Dr. Jimmy V. Scales has been a pioneer, whether it’s being one of the first two African American football players at East Central University in the 1960s or being the first African American appointed to the Oklahoma State School Board in 1984.
Scales, a nationally-recognized educator, civic and social leader and former superintendent of Hamilton County Schools in Chattanooga, Tenn., will address 232 bachelor’s degree candidates and 101 master’s degree candidates during the 2015 ECU Fall Commencement Ceremonies at 10 a.m. Saturday, Dec. 12, at the Kerr Activities Center.
He will also be honored as a 2016 ECU Distinguished Alumni.

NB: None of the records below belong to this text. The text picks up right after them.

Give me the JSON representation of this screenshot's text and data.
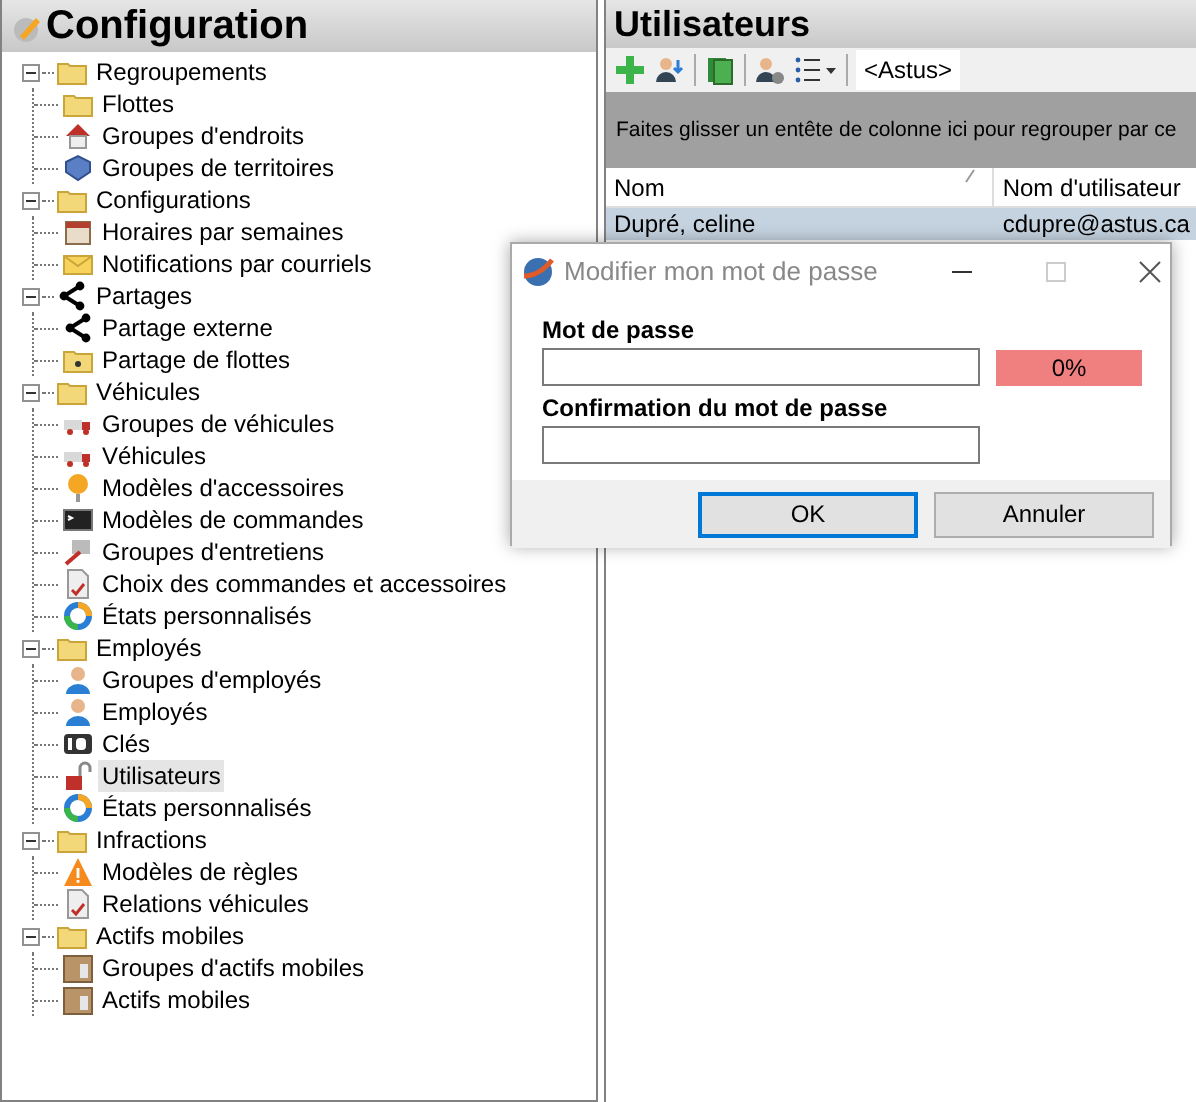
{
  "left_panel": {
    "title": "Configuration",
    "tree": [
      {
        "label": "Regroupements",
        "kind": "folder",
        "expanded": true,
        "selected": false,
        "children": [
          {
            "label": "Flottes",
            "kind": "folder",
            "selected": false
          },
          {
            "label": "Groupes d'endroits",
            "kind": "house",
            "selected": false
          },
          {
            "label": "Groupes de territoires",
            "kind": "shield",
            "selected": false
          }
        ]
      },
      {
        "label": "Configurations",
        "kind": "folder",
        "expanded": true,
        "selected": false,
        "children": [
          {
            "label": "Horaires par semaines",
            "kind": "calendar",
            "selected": false
          },
          {
            "label": "Notifications par courriels",
            "kind": "mail",
            "selected": false
          }
        ]
      },
      {
        "label": "Partages",
        "kind": "share",
        "expanded": true,
        "selected": false,
        "children": [
          {
            "label": "Partage externe",
            "kind": "share",
            "selected": false
          },
          {
            "label": "Partage de flottes",
            "kind": "folder-share",
            "selected": false
          }
        ]
      },
      {
        "label": "Véhicules",
        "kind": "folder",
        "expanded": true,
        "selected": false,
        "children": [
          {
            "label": "Groupes de véhicules",
            "kind": "truck",
            "selected": false
          },
          {
            "label": "Véhicules",
            "kind": "truck",
            "selected": false
          },
          {
            "label": "Modèles d'accessoires",
            "kind": "bulb",
            "selected": false
          },
          {
            "label": "Modèles de commandes",
            "kind": "terminal",
            "selected": false
          },
          {
            "label": "Groupes d'entretiens",
            "kind": "tools",
            "selected": false
          },
          {
            "label": "Choix des commandes et accessoires",
            "kind": "checklist",
            "selected": false
          },
          {
            "label": "États personnalisés",
            "kind": "gauge",
            "selected": false
          }
        ]
      },
      {
        "label": "Employés",
        "kind": "folder",
        "expanded": true,
        "selected": false,
        "children": [
          {
            "label": "Groupes d'employés",
            "kind": "person",
            "selected": false
          },
          {
            "label": "Employés",
            "kind": "person",
            "selected": false
          },
          {
            "label": "Clés",
            "kind": "id",
            "selected": false
          },
          {
            "label": "Utilisateurs",
            "kind": "lock",
            "selected": true
          },
          {
            "label": "États personnalisés",
            "kind": "gauge",
            "selected": false
          }
        ]
      },
      {
        "label": "Infractions",
        "kind": "folder",
        "expanded": true,
        "selected": false,
        "children": [
          {
            "label": "Modèles de règles",
            "kind": "warning",
            "selected": false
          },
          {
            "label": "Relations véhicules",
            "kind": "checklist",
            "selected": false
          }
        ]
      },
      {
        "label": "Actifs mobiles",
        "kind": "folder",
        "expanded": true,
        "selected": false,
        "children": [
          {
            "label": "Groupes d'actifs mobiles",
            "kind": "box",
            "selected": false
          },
          {
            "label": "Actifs mobiles",
            "kind": "box",
            "selected": false
          }
        ]
      }
    ]
  },
  "right_panel": {
    "title": "Utilisateurs",
    "toolbar": {
      "filter": "<Astus>"
    },
    "group_hint": "Faites glisser un entête de colonne ici pour regrouper par ce",
    "columns": [
      "Nom",
      "Nom d'utilisateur"
    ],
    "rows": [
      {
        "cells": [
          "Dupré, celine",
          "cdupre@astus.ca"
        ],
        "selected": true
      }
    ]
  },
  "dialog": {
    "title": "Modifier mon mot de passe",
    "password_label": "Mot de passe",
    "strength": {
      "level": 0,
      "reading": "0%"
    },
    "confirm_label": "Confirmation du mot de passe",
    "buttons": [
      {
        "label": "OK",
        "default": true
      },
      {
        "label": "Annuler",
        "default": false
      }
    ]
  }
}
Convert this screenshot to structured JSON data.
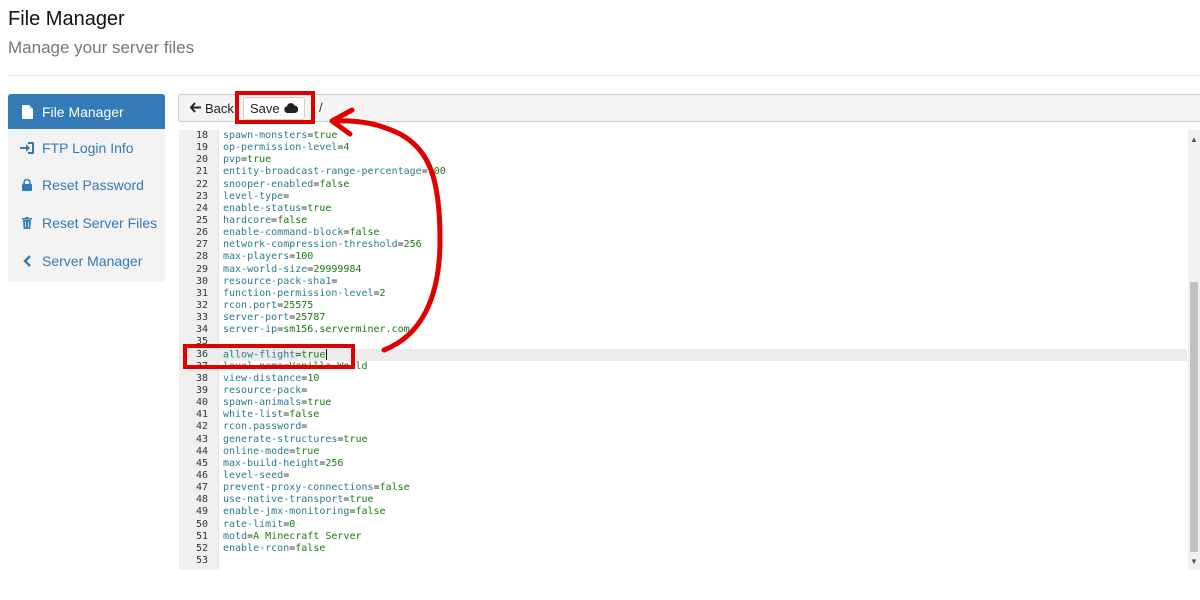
{
  "header": {
    "title": "File Manager",
    "subtitle": "Manage your server files"
  },
  "sidebar": {
    "items": [
      {
        "label": "File Manager",
        "icon": "file-icon",
        "active": true
      },
      {
        "label": "FTP Login Info",
        "icon": "sign-in-icon",
        "active": false
      },
      {
        "label": "Reset Password",
        "icon": "lock-icon",
        "active": false
      },
      {
        "label": "Reset Server Files",
        "icon": "trash-icon",
        "active": false
      },
      {
        "label": "Server Manager",
        "icon": "chevron-left-icon",
        "active": false
      }
    ]
  },
  "toolbar": {
    "back_label": "Back",
    "save_label": "Save",
    "path": "/"
  },
  "editor": {
    "active_line": 36,
    "lines": [
      {
        "n": "18",
        "key": "spawn-monsters",
        "value": "true"
      },
      {
        "n": "19",
        "key": "op-permission-level",
        "value": "4"
      },
      {
        "n": "20",
        "key": "pvp",
        "value": "true"
      },
      {
        "n": "21",
        "key": "entity-broadcast-range-percentage",
        "value": "100"
      },
      {
        "n": "22",
        "key": "snooper-enabled",
        "value": "false"
      },
      {
        "n": "23",
        "key": "level-type",
        "value": ""
      },
      {
        "n": "24",
        "key": "enable-status",
        "value": "true"
      },
      {
        "n": "25",
        "key": "hardcore",
        "value": "false"
      },
      {
        "n": "26",
        "key": "enable-command-block",
        "value": "false"
      },
      {
        "n": "27",
        "key": "network-compression-threshold",
        "value": "256"
      },
      {
        "n": "28",
        "key": "max-players",
        "value": "100"
      },
      {
        "n": "29",
        "key": "max-world-size",
        "value": "29999984"
      },
      {
        "n": "30",
        "key": "resource-pack-sha1",
        "value": ""
      },
      {
        "n": "31",
        "key": "function-permission-level",
        "value": "2"
      },
      {
        "n": "32",
        "key": "rcon.port",
        "value": "25575"
      },
      {
        "n": "33",
        "key": "server-port",
        "value": "25787"
      },
      {
        "n": "34",
        "key": "server-ip",
        "value": "sm156.serverminer.com"
      },
      {
        "n": "35",
        "key": "",
        "value": ""
      },
      {
        "n": "36",
        "key": "allow-flight",
        "value": "true"
      },
      {
        "n": "37",
        "key": "level-name",
        "value": "Vanilla World"
      },
      {
        "n": "38",
        "key": "view-distance",
        "value": "10"
      },
      {
        "n": "39",
        "key": "resource-pack",
        "value": ""
      },
      {
        "n": "40",
        "key": "spawn-animals",
        "value": "true"
      },
      {
        "n": "41",
        "key": "white-list",
        "value": "false"
      },
      {
        "n": "42",
        "key": "rcon.password",
        "value": ""
      },
      {
        "n": "43",
        "key": "generate-structures",
        "value": "true"
      },
      {
        "n": "44",
        "key": "online-mode",
        "value": "true"
      },
      {
        "n": "45",
        "key": "max-build-height",
        "value": "256"
      },
      {
        "n": "46",
        "key": "level-seed",
        "value": ""
      },
      {
        "n": "47",
        "key": "prevent-proxy-connections",
        "value": "false"
      },
      {
        "n": "48",
        "key": "use-native-transport",
        "value": "true"
      },
      {
        "n": "49",
        "key": "enable-jmx-monitoring",
        "value": "false"
      },
      {
        "n": "50",
        "key": "rate-limit",
        "value": "0"
      },
      {
        "n": "51",
        "key": "motd",
        "value": "A Minecraft Server"
      },
      {
        "n": "52",
        "key": "enable-rcon",
        "value": "false"
      },
      {
        "n": "53",
        "key": "",
        "value": ""
      }
    ]
  },
  "colors": {
    "accent": "#337ab7",
    "annotation": "#e00000",
    "key": "#2b7c8a",
    "value": "#1a7a10"
  }
}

Scales, along with fellow teammate and African American Jackie “Tex” Rollins, came to ECU during a tumultuous 1960s in which civil unrest was the rule of thumb between desegregation and segregation, but Scales remembers an ECU campus which accepted him with open arms.
“For me, I was embraced by my professors and (football) coach Elvan George. I never experienced any discrimination,” said Scales, who played for the Tigers from 1963-65 and graduated in January 1966 (finals were taken after the holidays then).
Some of the racial barriers were gone from campus after legendary basketball coach Mickey McBride recruited a couple of African American players a few years prior, according to Scales. But that doesn’t mean the divisions were not around, especially on the gridiron when the Tigers were away from home.
Scales remembers and was amused by one incident in which ECU was scheduled to play a team from Arkansas in a home-and-home series. The Tigers were headed to Arkansas the first year with the return game scheduled for the next year in Ada.
“Coach George made a courtesy call to let the coach and athletic director at the Arkansas school know that there were two African American players making the trip,” Scales said. “After a few days they called back and said they needed to leave the two of us at home. Coach George shot back and told them when they came over to play us, to leave their best linebacker and defensive halfback at home, no matter what color they are.”
The games were not played, according to Scales, who treasures many stories from his time at ECU.
The fortunes didn’t end at ECU for Scales, particularly when it came to the education field. Scales served as a teacher, coach and later as a principal at Millwood High School in Oklahoma City and McLain High School in Tulsa before becoming superintendent of the College Station (Texas) Independent School District and deputy superintendent of the Dallas Independent School District.
He was appointed to the State School Board in 1984 by fellow ECU alum Gov. George Nigh. That same year, Millwood High School received the National Exemplary School Award from the United States Department of Education. Scales served as superintendent of Hamilton County Schools in Chattanooga, Tenn., from 2006-2011.
In 2010, Scales was inducted into ECU’s Gene and Evelyn Keefer Educators Hall of Fame. Recently, Scales was inducted into the Oklahoma African American Educators Hall of Fame.
He has received the Distinguished Alumni Award from Booker T. Washington High School in Idabel and is a former trustee of Hillcrest Hospital in Tulsa and Texas College in Tyler. Scales has been an avid supporter of the United Way of America and is a Rotarian, a member of Alpha Phi Alpha Fraternity Inc. and Alpha Epsilon Boule’ of Sigma Pi Phi Fraternity, in which he serves as chairman of its Education Foundation in his retirement.
Scales received his bachelor of science in health and physical education with a minor in history from ECU in 1966, master of education from ECU in 1969 and a Ph.D. in education and research from the University of Tulsa in 1991.
Scales and his wife, Cynthia, have three children – Jimmy V. Scales Jr., Rosalyn Aplin, and Jacquelyn Burden. Burden is an ECU graduate. The couple also have four grandchildren.